After the federal election and with a few seats still undecided, women are expected to take at least 81 of the 227 seats across both houses of the new Australian parliament.
These women will make up approximately 35 percent of parliament, which is a slight improvement on the previous parliament, where approximately 31 percent of parliamentarians were women.
In the lower house, there could be up to 45 female MPs.
Here are some of the key women who have won (or are likely to win) seats in the lower house across Australia and will be entering federal parliament for the first time.
- In NSW, Fiona Phillips has won the seat of Gilmore for the ALP ahead of Liberal candidate Warren Mundine. The seat was previously help by Liberal MP Ann Sudmalis.

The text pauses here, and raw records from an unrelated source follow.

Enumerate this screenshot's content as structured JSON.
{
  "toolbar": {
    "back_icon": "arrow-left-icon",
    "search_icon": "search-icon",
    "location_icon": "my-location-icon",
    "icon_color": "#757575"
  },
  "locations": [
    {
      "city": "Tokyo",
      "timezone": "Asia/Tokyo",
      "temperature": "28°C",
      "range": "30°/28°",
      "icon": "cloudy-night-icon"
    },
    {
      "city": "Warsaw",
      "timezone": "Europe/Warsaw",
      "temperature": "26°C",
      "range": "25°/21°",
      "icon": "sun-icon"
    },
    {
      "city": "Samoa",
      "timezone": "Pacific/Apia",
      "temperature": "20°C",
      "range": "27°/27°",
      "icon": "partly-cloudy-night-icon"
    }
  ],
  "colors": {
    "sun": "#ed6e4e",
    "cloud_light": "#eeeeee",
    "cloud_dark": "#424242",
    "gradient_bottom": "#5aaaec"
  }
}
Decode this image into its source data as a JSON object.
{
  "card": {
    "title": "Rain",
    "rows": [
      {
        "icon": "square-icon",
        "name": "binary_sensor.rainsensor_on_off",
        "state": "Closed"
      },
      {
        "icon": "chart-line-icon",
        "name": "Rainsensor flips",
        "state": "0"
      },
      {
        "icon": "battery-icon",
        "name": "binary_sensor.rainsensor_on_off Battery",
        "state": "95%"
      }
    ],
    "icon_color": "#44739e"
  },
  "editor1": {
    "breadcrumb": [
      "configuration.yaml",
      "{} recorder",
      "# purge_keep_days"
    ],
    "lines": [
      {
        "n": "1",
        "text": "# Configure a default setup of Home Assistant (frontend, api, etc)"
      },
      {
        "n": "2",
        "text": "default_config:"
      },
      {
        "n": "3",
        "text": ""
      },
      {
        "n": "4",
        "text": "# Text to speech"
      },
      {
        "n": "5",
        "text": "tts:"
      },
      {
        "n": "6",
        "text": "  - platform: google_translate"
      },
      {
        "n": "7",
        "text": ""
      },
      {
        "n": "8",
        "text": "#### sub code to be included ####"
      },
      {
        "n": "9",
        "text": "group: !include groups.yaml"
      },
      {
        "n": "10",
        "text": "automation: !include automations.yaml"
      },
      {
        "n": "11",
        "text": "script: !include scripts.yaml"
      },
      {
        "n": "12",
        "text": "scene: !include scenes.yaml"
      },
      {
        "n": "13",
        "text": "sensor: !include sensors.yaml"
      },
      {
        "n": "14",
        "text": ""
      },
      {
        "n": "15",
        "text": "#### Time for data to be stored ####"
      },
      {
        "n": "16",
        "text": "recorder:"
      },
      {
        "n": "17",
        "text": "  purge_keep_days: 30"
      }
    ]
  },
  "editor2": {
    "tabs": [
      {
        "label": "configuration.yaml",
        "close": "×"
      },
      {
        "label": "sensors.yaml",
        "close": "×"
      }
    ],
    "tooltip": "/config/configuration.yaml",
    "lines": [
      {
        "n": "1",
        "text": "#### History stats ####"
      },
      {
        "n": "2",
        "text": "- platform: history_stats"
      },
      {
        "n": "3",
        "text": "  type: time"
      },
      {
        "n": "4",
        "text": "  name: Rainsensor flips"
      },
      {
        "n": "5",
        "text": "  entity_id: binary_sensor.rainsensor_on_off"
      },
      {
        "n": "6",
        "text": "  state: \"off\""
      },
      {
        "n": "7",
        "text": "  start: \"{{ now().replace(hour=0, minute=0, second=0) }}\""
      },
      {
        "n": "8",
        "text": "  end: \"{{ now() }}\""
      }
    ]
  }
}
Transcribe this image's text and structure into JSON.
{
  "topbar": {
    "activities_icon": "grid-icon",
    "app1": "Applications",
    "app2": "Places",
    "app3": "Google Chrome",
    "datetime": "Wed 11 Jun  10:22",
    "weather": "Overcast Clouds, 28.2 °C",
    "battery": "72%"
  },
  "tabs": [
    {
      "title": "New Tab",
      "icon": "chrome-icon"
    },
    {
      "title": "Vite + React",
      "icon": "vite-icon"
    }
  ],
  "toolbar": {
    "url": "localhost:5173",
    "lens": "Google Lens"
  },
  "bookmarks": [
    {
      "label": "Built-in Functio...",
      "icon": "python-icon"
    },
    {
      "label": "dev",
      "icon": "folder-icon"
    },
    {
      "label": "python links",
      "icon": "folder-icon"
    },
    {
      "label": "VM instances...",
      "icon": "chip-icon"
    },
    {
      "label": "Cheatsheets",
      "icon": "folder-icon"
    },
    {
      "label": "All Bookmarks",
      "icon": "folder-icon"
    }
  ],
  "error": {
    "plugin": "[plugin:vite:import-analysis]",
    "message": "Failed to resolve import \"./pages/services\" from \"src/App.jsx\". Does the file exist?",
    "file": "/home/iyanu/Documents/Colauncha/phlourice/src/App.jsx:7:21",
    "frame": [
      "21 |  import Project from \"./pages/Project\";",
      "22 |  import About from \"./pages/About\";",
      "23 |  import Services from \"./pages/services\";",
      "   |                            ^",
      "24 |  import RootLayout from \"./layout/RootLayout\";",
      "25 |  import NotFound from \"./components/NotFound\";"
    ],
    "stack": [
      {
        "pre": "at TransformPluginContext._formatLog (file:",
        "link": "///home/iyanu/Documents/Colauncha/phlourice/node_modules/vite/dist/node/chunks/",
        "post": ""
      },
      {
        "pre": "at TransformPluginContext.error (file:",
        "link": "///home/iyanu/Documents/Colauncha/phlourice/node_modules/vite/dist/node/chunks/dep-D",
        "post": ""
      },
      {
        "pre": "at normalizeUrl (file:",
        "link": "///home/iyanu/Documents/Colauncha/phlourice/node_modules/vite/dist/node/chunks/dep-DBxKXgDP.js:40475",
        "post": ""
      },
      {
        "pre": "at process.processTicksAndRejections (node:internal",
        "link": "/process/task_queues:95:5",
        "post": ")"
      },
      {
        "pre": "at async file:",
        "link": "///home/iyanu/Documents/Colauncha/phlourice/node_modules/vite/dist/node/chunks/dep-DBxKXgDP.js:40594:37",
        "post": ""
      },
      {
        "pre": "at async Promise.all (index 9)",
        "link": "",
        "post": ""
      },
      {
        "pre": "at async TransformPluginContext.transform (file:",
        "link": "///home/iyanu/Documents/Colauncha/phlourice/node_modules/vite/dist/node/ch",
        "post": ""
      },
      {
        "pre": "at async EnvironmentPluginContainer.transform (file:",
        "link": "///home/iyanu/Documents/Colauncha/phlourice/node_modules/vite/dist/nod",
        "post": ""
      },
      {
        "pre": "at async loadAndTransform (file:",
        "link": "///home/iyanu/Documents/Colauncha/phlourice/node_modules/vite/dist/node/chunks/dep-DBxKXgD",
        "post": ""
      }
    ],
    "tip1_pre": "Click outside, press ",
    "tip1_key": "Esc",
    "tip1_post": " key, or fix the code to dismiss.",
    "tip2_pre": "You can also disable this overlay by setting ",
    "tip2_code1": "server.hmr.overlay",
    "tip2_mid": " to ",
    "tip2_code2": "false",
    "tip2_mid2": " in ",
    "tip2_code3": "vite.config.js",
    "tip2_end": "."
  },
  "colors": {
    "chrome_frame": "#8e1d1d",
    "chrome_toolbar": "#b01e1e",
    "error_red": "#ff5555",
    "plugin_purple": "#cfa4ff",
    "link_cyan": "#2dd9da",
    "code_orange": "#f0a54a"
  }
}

- Liberal candidate Melissa McIntosh has won the seat of Lindsay, previously held by Labor MP Emma Husar, who decided not to re-contest the seat.
- In one of the most high-profile contests of the election campaign, independent Zali Steggall has won the seat of Warringah, replacing former PM and liberal MP Tony Abbott, after he served 25 years as the local member.
- Helen Haines has been elected in the regional Victorian seat of Indi, making her the first independent to succeed another independent in federal parliament. Haines replaced Cathy McGowan, who has held the seat since 2013.
- Celia Hammond has won the seat of Curtin in WA for Liberal party, replacing long-serving MP Julie Bishop.
- In Victoria, Katie Allen has won the seat of Higgins, succeeding previous Minister for Women and Liberal party MP Kelly O’Dwyer.
- In the key Sydney seat of Reid, Liberal candidate Fiona Martin has been elected, succeeding outgoing MP Craig Laundy.
- Liberal candidate Bridget Archer could take the still undecided seat of Bass in Tasmania which has a margin 5.4%. She is currently leading the contest and if she wins, she would replace the ALP’s Ross Hart, who has held the seat since 2016.
- The undecided seat of Macquarie has Liberal candidate Sarah Richards leading previous member, the ALP’s Susan Templeman.
This small increase of women in the new parliament is welcome, however it is also indicates that the road to gender parity in Australia is moving at a remarkably slow pace.
Dr Katrine Beauregard told SBS News that “at the current rate, women will have to wait another 20 or 30 years before we get full gender parity.”
According to data from the Inter-parliamentary Union, Australia is ranked equal 48th globally in terms of female representation in parliament, along with other countries like Peru and Angola.